WACO, TX — Local stage lighting and production companies are wanting answers, after their bids to work Waco's Fourth of July events were denied.
Sources say the city contracted a company outside of Central Texas but city officials would not confirm as of Wednesday, and say they followed the city's standard process for bid selection.
"You know you hear the phrase it takes a village, well it also means you have to support the village as well," says Paul Kocel with Summit Group Events Services.
According to the concert trade publication Pollstar, after a year of shut downs cost the industry more than 30-billion dollars nationally.
"Normally the show season is memorial day to labor day and then you take a break and then you go into the holiday season," says Kocel.
As COVID-19 restrictions are lifted Waco businesses like Summit Group Event Services, Hendrix Productions LLC and L&G Sound put in bids to work stage lighting and sound for upcoming city events like Fourth of July, only to be shot down.
"We're hopeful we get to bid on things in the future we're thankful for the opportunity, I'm disappointed, I would've loved to have that opportunity to work right for our own local city, but I know that we nor any other local company got it," syas Kocel.
Kocel says while his business isn't the traditional mom and pop shop, It should still be a priority to go local.
Missing out on big events like the Fourth celebration prevents his his industry from recovering.
"The people who typically work this industry and want to work this industry and see the benefits and the money you can make in this industry, they're not jumping on board just yet. They want to see all the work there, then they're going to jump on board," says Kocel.
Kocel says right now they're relying on smaller gigs such as church events and local restaurants and bars like the Back Yard, who says hiring local for live events is their first priority.
"The local guys work harder, they want it right, they're our friends, they're our neighbors, to where the other guys are just doing a job," says Chris Cox, the owner of the Backyard.
Cox says they city may have denied Kocel and other local bids if they're on the proper contract list, or because of equipment or cost.
Kocel says going local is priceless.
"That might not be the cheapest cup of coffee, or that might not be the cheapest burger, but it's local and we want to support local businesses. I think they should lead the way and lead by example as well."
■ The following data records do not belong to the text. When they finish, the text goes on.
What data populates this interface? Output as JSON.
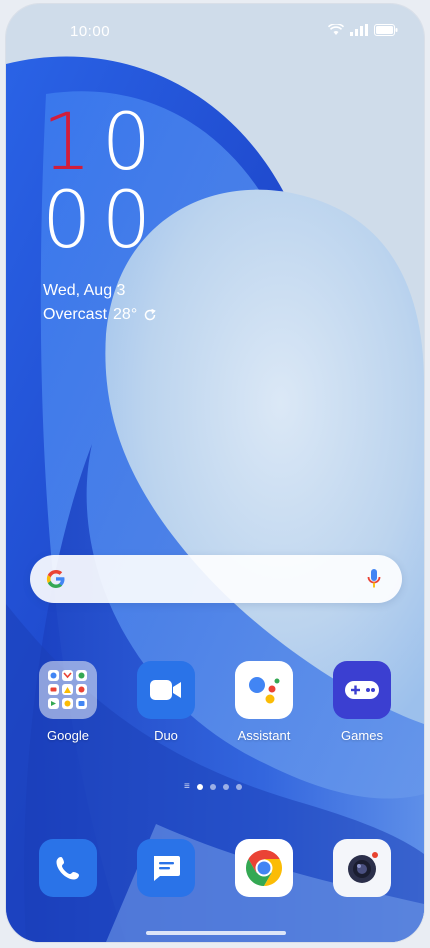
{
  "status_bar": {
    "time": "10:00",
    "icons": [
      "wifi-icon",
      "signal-icon",
      "battery-icon"
    ]
  },
  "clock": {
    "hour_first_digit": "1",
    "hour_second_digit": "0",
    "minutes": "00"
  },
  "date": "Wed, Aug 3",
  "weather": {
    "condition": "Overcast",
    "temperature": "28°",
    "icon": "refresh-icon"
  },
  "search": {
    "icon": "google-g-icon",
    "mic_icon": "mic-icon"
  },
  "apps": [
    {
      "label": "Google",
      "icon": "google-folder-icon"
    },
    {
      "label": "Duo",
      "icon": "duo-video-icon"
    },
    {
      "label": "Assistant",
      "icon": "assistant-icon"
    },
    {
      "label": "Games",
      "icon": "gamepad-icon"
    }
  ],
  "pager": {
    "pages": 4,
    "active": 1
  },
  "dock": [
    {
      "label": "",
      "icon": "phone-icon"
    },
    {
      "label": "",
      "icon": "messages-icon"
    },
    {
      "label": "",
      "icon": "chrome-icon"
    },
    {
      "label": "",
      "icon": "camera-icon"
    }
  ],
  "colors": {
    "accent_red": "#d21d3b",
    "wallpaper_blue": "#1f4fd6"
  }
}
Kocel and others hope the city can implement future guidelines to prioritize local companies for live-events before exploring other options.